“Sufficient sleep is not a luxury – it is a necessity – and should be thought of as a vital sign of good health.” 

    --Wayne H. Giles, MD, MS, Director

     Division of Adult and Community Health

     National Center for Chronic Disease Prevention and 

     Health Promotion

Did you know…Summer Solstice – the longest day of the year - is June 21st?   Here are some fun ideas for things to do with your extra daylight:
  • Read another book with your kids. 
  • Spend some time dreaming with your family. 
  • Make a new recipe together.
  • Take an extra lap around the block before the bugs bite.
  • Write down a new goal for your family’s health.

Our “Growing Healthy Kids” movement is giving parents the resources to, you guessed it, grow healthy kids (and families).   Here are five of my favorite Summer Solstice tips for parents:

  1. Make eating fun - have dinner together at least 4 nights a week.
  2. Let the kids play with their food.
  3. Show your kids how to use a small knife to cut vegetables, based on age appropriateness.
  4. Drink 6-8 eight ounce glasses of water a day (keep a family journal for a week as a check).
  5. Get enough sleep every night:

  • Adults:  7-9 hours
  • Adolescents 10-17 years old: 8.5-9.5 hours
  • Children 5-10 years old: 10-11 hours
  • Children 3-5 years old: 11-13 hours
  • Toddlers 1-3 years old:  12-14 hours
  • Infants 3-11 months old: 14-15 hours
  • Infants Birth-2 months old: 12-18 hours

My advice for the Summer Solstice?  
  • Sing your favorite songs at the top of your lungs.  
  • Decorate your dining table with fresh flowers.  
  • Dance in your back yard by the light of the full moon.  

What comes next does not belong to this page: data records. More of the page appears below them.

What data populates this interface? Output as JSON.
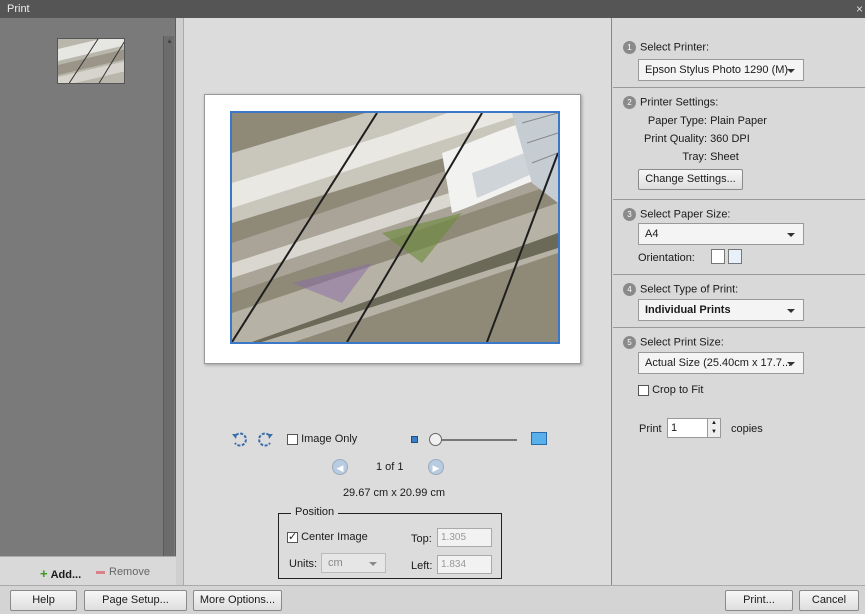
{
  "window": {
    "title": "Print"
  },
  "left_panel": {
    "add_label": "Add...",
    "remove_label": "Remove"
  },
  "preview": {
    "image_only_label": "Image Only",
    "page_indicator": "1 of 1",
    "dimensions": "29.67 cm x 20.99 cm",
    "position": {
      "legend": "Position",
      "center_image_label": "Center Image",
      "center_image_checked": true,
      "top_label": "Top:",
      "top_value": "1.305",
      "units_label": "Units:",
      "units_value": "cm",
      "left_label": "Left:",
      "left_value": "1.834"
    }
  },
  "settings": {
    "step1": {
      "num": "1",
      "title": "Select Printer:",
      "printer": "Epson Stylus Photo 1290 (M)"
    },
    "step2": {
      "num": "2",
      "title": "Printer Settings:",
      "paper_type_label": "Paper Type:",
      "paper_type_value": "Plain Paper",
      "print_quality_label": "Print Quality:",
      "print_quality_value": "360 DPI",
      "tray_label": "Tray:",
      "tray_value": "Sheet",
      "change_button": "Change Settings..."
    },
    "step3": {
      "num": "3",
      "title": "Select Paper Size:",
      "paper_size": "A4",
      "orientation_label": "Orientation:"
    },
    "step4": {
      "num": "4",
      "title": "Select Type of Print:",
      "print_type": "Individual Prints"
    },
    "step5": {
      "num": "5",
      "title": "Select Print Size:",
      "print_size": "Actual Size (25.40cm x 17.7...",
      "crop_label": "Crop to Fit",
      "print_label": "Print",
      "copies_value": "1",
      "copies_label": "copies"
    }
  },
  "footer": {
    "help": "Help",
    "page_setup": "Page Setup...",
    "more_options": "More Options...",
    "print": "Print...",
    "cancel": "Cancel"
  },
  "colors": {
    "selection_border": "#3b78c8",
    "add_green": "#3a9a1a",
    "remove_pink": "#d9828a"
  }
}
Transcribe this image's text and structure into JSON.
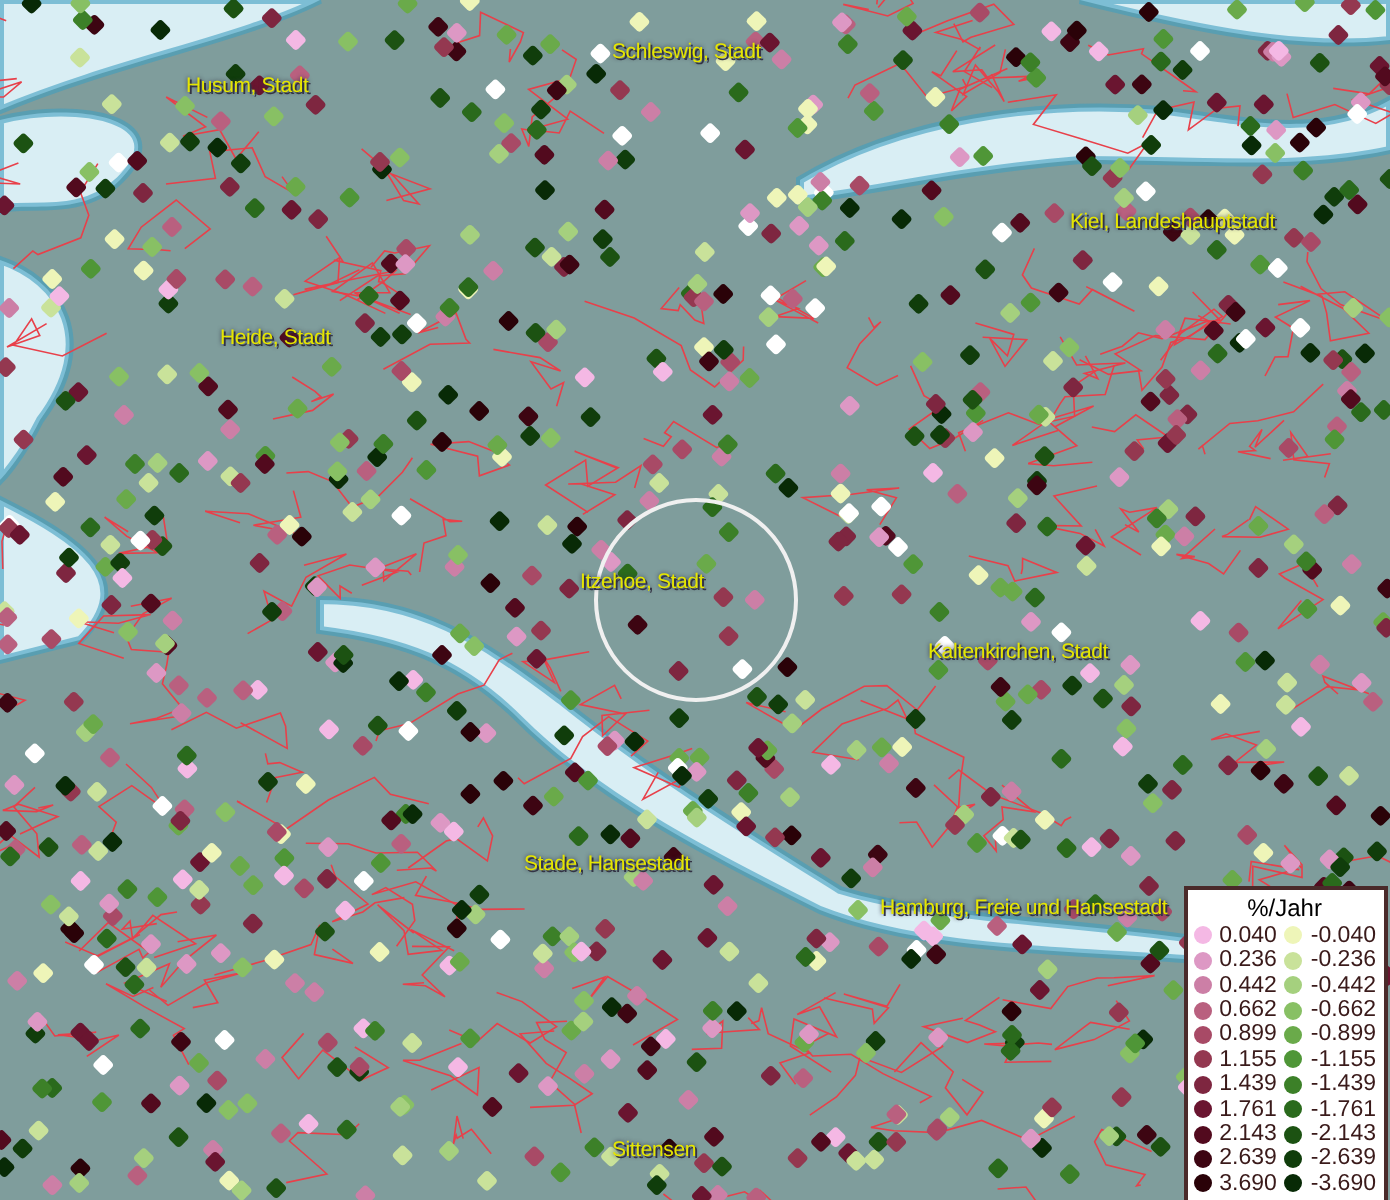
{
  "map": {
    "places": [
      {
        "name": "Husum, Stadt"
      },
      {
        "name": "Schleswig, Stadt"
      },
      {
        "name": "Kiel, Landeshauptstadt"
      },
      {
        "name": "Heide, Stadt"
      },
      {
        "name": "Itzehoe, Stadt"
      },
      {
        "name": "Kaltenkirchen, Stadt"
      },
      {
        "name": "Stade, Hansestadt"
      },
      {
        "name": "Hamburg, Freie und Hansestadt"
      },
      {
        "name": "Sittensen"
      }
    ]
  },
  "legend": {
    "title": "%/Jahr",
    "positive": [
      {
        "label": "0.040",
        "color": "#f4b8e4"
      },
      {
        "label": "0.236",
        "color": "#dd98c4"
      },
      {
        "label": "0.442",
        "color": "#cc7fa6"
      },
      {
        "label": "0.662",
        "color": "#b9607f"
      },
      {
        "label": "0.899",
        "color": "#a84a66"
      },
      {
        "label": "1.155",
        "color": "#943850"
      },
      {
        "label": "1.439",
        "color": "#7e2640"
      },
      {
        "label": "1.761",
        "color": "#6a1530"
      },
      {
        "label": "2.143",
        "color": "#520a1e"
      },
      {
        "label": "2.639",
        "color": "#3d0512"
      },
      {
        "label": "3.690",
        "color": "#2a0208"
      }
    ],
    "negative": [
      {
        "label": "-0.040",
        "color": "#eef5b8"
      },
      {
        "label": "-0.236",
        "color": "#c9e29a"
      },
      {
        "label": "-0.442",
        "color": "#a5d07e"
      },
      {
        "label": "-0.662",
        "color": "#88c064"
      },
      {
        "label": "-0.899",
        "color": "#6aaa4a"
      },
      {
        "label": "-1.155",
        "color": "#4f9637"
      },
      {
        "label": "-1.439",
        "color": "#3c8028"
      },
      {
        "label": "-1.761",
        "color": "#2a6a1c"
      },
      {
        "label": "-2.143",
        "color": "#1c5212"
      },
      {
        "label": "-2.639",
        "color": "#103d0b"
      },
      {
        "label": "-3.690",
        "color": "#082a06"
      }
    ]
  }
}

Remember, as parents, it is our job to ensure that we teach our kids about the importance of a good night’s sleep.  Did you know that not getting enough sleep has been shown to prevent people from losing weight?  Be a good parent.  Lead by example.  Dance in the moonlight and celebrate the summer solstice.  Then sleep! 
In gratitude,
Nancy Heinrich
Growing Healthy Kids, Inc.
The movement to reverse, halt, and prevent childhood obesity and obesity-related diseases such as diabetes and high blood pressure.